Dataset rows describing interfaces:

━━━━

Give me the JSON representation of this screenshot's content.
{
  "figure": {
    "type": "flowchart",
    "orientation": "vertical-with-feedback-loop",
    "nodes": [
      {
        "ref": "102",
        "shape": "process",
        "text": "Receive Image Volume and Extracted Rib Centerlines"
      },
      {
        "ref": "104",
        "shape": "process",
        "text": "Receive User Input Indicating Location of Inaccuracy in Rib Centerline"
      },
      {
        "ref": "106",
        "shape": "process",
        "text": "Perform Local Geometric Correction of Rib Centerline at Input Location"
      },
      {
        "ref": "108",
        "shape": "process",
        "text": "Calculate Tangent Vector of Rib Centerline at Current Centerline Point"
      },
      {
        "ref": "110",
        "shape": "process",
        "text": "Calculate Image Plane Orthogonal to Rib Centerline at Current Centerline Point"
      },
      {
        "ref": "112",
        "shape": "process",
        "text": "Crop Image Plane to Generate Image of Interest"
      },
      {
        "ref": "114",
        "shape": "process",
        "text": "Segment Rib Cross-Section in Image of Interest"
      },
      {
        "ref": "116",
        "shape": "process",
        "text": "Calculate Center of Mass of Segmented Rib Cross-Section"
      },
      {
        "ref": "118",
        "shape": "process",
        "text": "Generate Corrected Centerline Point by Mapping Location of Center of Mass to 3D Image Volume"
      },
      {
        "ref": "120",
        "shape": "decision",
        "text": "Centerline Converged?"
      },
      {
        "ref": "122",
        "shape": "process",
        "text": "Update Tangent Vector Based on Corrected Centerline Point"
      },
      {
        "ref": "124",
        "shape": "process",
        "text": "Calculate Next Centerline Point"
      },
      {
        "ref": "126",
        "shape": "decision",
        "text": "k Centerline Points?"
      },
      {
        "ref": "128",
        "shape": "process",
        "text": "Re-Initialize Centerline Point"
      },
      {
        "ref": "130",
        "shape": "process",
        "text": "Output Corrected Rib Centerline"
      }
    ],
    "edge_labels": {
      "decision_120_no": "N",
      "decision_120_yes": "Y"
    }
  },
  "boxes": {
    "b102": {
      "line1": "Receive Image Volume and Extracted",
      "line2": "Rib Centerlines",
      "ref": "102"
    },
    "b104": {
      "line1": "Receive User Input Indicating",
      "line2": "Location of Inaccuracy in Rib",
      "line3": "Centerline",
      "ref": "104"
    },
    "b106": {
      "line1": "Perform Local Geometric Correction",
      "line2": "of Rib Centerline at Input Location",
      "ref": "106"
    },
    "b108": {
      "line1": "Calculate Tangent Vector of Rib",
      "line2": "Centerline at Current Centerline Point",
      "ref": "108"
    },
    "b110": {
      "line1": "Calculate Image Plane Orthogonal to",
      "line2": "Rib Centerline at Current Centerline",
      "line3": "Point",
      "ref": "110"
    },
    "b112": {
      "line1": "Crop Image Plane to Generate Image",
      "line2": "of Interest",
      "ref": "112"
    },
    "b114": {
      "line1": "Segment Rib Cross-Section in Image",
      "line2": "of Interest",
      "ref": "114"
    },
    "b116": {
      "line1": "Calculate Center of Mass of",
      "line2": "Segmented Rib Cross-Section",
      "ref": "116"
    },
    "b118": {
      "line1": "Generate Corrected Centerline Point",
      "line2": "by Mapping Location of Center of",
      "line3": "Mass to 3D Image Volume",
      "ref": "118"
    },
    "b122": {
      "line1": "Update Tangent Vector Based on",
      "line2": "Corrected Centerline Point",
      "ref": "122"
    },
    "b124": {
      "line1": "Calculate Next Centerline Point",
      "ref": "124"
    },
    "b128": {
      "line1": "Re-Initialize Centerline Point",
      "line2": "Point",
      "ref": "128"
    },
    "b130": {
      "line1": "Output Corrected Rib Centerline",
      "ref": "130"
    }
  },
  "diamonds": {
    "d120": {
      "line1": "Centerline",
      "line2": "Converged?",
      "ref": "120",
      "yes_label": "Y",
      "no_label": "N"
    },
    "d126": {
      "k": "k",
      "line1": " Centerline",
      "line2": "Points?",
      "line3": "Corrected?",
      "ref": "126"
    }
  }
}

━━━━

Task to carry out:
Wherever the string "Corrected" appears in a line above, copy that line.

Expected answer:
        "text": "Generate Corrected Centerline Point by Mapping Location of Center of Mass to 3D Image Volume"
        "text": "Update Tangent Vector Based on Corrected Centerline Point"
        "text": "Output Corrected Rib Centerline"
      "line1": "Generate Corrected Centerline Point",
      "line2": "Corrected Centerline Point",
      "line1": "Output Corrected Rib Centerline",
      "line3": "Corrected?",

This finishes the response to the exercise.